Source data
+++++

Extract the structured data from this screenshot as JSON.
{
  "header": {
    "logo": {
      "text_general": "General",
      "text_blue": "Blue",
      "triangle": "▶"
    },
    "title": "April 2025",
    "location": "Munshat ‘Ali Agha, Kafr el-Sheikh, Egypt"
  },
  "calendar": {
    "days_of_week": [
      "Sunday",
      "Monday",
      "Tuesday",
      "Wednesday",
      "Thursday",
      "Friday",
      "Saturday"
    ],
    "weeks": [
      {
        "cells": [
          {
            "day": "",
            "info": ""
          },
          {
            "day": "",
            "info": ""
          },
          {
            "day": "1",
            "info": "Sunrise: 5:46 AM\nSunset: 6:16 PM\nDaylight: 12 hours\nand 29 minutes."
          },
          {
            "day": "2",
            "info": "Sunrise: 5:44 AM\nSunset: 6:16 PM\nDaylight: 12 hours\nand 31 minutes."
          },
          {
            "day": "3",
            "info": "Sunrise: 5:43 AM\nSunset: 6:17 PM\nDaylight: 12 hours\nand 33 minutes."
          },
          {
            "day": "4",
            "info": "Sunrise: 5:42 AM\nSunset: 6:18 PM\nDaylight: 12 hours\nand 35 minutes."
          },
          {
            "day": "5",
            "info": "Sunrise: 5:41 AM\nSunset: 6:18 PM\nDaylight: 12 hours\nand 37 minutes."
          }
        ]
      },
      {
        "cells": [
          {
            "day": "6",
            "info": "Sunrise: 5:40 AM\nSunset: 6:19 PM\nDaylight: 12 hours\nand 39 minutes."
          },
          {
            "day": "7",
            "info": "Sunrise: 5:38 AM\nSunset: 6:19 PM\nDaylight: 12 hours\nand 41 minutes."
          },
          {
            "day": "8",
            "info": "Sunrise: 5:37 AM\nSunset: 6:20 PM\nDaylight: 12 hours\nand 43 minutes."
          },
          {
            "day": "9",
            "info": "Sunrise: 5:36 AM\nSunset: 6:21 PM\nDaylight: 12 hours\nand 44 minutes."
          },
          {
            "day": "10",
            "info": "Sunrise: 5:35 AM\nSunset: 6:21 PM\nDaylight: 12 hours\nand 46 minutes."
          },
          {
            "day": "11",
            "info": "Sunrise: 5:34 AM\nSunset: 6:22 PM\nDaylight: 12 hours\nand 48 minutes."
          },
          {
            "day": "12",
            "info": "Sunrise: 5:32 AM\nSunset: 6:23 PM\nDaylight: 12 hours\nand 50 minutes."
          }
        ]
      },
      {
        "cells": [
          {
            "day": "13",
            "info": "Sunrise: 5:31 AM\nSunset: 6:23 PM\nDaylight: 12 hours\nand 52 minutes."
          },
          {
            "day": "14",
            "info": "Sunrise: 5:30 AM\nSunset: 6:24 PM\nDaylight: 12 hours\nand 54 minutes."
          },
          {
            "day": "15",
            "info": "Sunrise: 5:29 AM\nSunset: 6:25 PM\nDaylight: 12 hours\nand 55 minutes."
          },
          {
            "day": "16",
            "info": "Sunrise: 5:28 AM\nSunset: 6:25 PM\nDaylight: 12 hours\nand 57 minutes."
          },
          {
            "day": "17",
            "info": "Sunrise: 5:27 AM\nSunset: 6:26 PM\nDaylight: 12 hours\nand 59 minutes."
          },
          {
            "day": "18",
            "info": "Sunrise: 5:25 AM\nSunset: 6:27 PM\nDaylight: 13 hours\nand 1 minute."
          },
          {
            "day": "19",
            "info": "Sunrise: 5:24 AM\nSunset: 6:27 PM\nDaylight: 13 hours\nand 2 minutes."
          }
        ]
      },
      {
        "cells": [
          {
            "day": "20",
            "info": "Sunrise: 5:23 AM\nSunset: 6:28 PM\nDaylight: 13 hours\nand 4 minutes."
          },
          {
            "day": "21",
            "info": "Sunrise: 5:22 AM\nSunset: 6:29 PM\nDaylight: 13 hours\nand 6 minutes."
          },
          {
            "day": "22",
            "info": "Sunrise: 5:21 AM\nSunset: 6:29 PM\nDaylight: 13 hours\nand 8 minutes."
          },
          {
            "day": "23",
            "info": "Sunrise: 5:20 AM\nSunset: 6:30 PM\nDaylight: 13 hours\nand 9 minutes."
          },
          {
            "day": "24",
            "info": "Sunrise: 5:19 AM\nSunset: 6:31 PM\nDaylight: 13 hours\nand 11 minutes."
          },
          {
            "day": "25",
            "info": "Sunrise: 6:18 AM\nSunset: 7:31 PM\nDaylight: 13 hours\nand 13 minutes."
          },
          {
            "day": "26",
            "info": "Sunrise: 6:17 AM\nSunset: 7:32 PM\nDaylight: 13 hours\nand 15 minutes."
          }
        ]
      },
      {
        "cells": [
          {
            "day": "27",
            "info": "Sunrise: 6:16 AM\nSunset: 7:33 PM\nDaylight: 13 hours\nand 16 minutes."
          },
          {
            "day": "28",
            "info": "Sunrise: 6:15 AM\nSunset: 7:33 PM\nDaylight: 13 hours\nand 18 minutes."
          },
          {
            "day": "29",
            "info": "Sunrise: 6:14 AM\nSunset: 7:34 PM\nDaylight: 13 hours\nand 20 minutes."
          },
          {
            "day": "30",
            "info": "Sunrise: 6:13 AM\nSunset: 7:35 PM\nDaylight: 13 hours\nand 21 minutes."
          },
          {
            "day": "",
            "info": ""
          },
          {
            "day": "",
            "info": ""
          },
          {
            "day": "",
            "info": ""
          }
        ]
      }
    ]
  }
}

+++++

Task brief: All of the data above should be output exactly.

Answer area:
Extract the structured data from this screenshot as JSON.
{
  "header": {
    "logo": {
      "text_general": "General",
      "text_blue": "Blue",
      "triangle": "▶"
    },
    "title": "April 2025",
    "location": "Munshat ‘Ali Agha, Kafr el-Sheikh, Egypt"
  },
  "calendar": {
    "days_of_week": [
      "Sunday",
      "Monday",
      "Tuesday",
      "Wednesday",
      "Thursday",
      "Friday",
      "Saturday"
    ],
    "weeks": [
      {
        "cells": [
          {
            "day": "",
            "info": ""
          },
          {
            "day": "",
            "info": ""
          },
          {
            "day": "1",
            "info": "Sunrise: 5:46 AM\nSunset: 6:16 PM\nDaylight: 12 hours\nand 29 minutes."
          },
          {
            "day": "2",
            "info": "Sunrise: 5:44 AM\nSunset: 6:16 PM\nDaylight: 12 hours\nand 31 minutes."
          },
          {
            "day": "3",
            "info": "Sunrise: 5:43 AM\nSunset: 6:17 PM\nDaylight: 12 hours\nand 33 minutes."
          },
          {
            "day": "4",
            "info": "Sunrise: 5:42 AM\nSunset: 6:18 PM\nDaylight: 12 hours\nand 35 minutes."
          },
          {
            "day": "5",
            "info": "Sunrise: 5:41 AM\nSunset: 6:18 PM\nDaylight: 12 hours\nand 37 minutes."
          }
        ]
      },
      {
        "cells": [
          {
            "day": "6",
            "info": "Sunrise: 5:40 AM\nSunset: 6:19 PM\nDaylight: 12 hours\nand 39 minutes."
          },
          {
            "day": "7",
            "info": "Sunrise: 5:38 AM\nSunset: 6:19 PM\nDaylight: 12 hours\nand 41 minutes."
          },
          {
            "day": "8",
            "info": "Sunrise: 5:37 AM\nSunset: 6:20 PM\nDaylight: 12 hours\nand 43 minutes."
          },
          {
            "day": "9",
            "info": "Sunrise: 5:36 AM\nSunset: 6:21 PM\nDaylight: 12 hours\nand 44 minutes."
          },
          {
            "day": "10",
            "info": "Sunrise: 5:35 AM\nSunset: 6:21 PM\nDaylight: 12 hours\nand 46 minutes."
          },
          {
            "day": "11",
            "info": "Sunrise: 5:34 AM\nSunset: 6:22 PM\nDaylight: 12 hours\nand 48 minutes."
          },
          {
            "day": "12",
            "info": "Sunrise: 5:32 AM\nSunset: 6:23 PM\nDaylight: 12 hours\nand 50 minutes."
          }
        ]
      },
      {
        "cells": [
          {
            "day": "13",
            "info": "Sunrise: 5:31 AM\nSunset: 6:23 PM\nDaylight: 12 hours\nand 52 minutes."
          },
          {
            "day": "14",
            "info": "Sunrise: 5:30 AM\nSunset: 6:24 PM\nDaylight: 12 hours\nand 54 minutes."
          },
          {
            "day": "15",
            "info": "Sunrise: 5:29 AM\nSunset: 6:25 PM\nDaylight: 12 hours\nand 55 minutes."
          },
          {
            "day": "16",
            "info": "Sunrise: 5:28 AM\nSunset: 6:25 PM\nDaylight: 12 hours\nand 57 minutes."
          },
          {
            "day": "17",
            "info": "Sunrise: 5:27 AM\nSunset: 6:26 PM\nDaylight: 12 hours\nand 59 minutes."
          },
          {
            "day": "18",
            "info": "Sunrise: 5:25 AM\nSunset: 6:27 PM\nDaylight: 13 hours\nand 1 minute."
          },
          {
            "day": "19",
            "info": "Sunrise: 5:24 AM\nSunset: 6:27 PM\nDaylight: 13 hours\nand 2 minutes."
          }
        ]
      },
      {
        "cells": [
          {
            "day": "20",
            "info": "Sunrise: 5:23 AM\nSunset: 6:28 PM\nDaylight: 13 hours\nand 4 minutes."
          },
          {
            "day": "21",
            "info": "Sunrise: 5:22 AM\nSunset: 6:29 PM\nDaylight: 13 hours\nand 6 minutes."
          },
          {
            "day": "22",
            "info": "Sunrise: 5:21 AM\nSunset: 6:29 PM\nDaylight: 13 hours\nand 8 minutes."
          },
          {
            "day": "23",
            "info": "Sunrise: 5:20 AM\nSunset: 6:30 PM\nDaylight: 13 hours\nand 9 minutes."
          },
          {
            "day": "24",
            "info": "Sunrise: 5:19 AM\nSunset: 6:31 PM\nDaylight: 13 hours\nand 11 minutes."
          },
          {
            "day": "25",
            "info": "Sunrise: 6:18 AM\nSunset: 7:31 PM\nDaylight: 13 hours\nand 13 minutes."
          },
          {
            "day": "26",
            "info": "Sunrise: 6:17 AM\nSunset: 7:32 PM\nDaylight: 13 hours\nand 15 minutes."
          }
        ]
      },
      {
        "cells": [
          {
            "day": "27",
            "info": "Sunrise: 6:16 AM\nSunset: 7:33 PM\nDaylight: 13 hours\nand 16 minutes."
          },
          {
            "day": "28",
            "info": "Sunrise: 6:15 AM\nSunset: 7:33 PM\nDaylight: 13 hours\nand 18 minutes."
          },
          {
            "day": "29",
            "info": "Sunrise: 6:14 AM\nSunset: 7:34 PM\nDaylight: 13 hours\nand 20 minutes."
          },
          {
            "day": "30",
            "info": "Sunrise: 6:13 AM\nSunset: 7:35 PM\nDaylight: 13 hours\nand 21 minutes."
          },
          {
            "day": "",
            "info": ""
          },
          {
            "day": "",
            "info": ""
          },
          {
            "day": "",
            "info": ""
          }
        ]
      }
    ]
  }
}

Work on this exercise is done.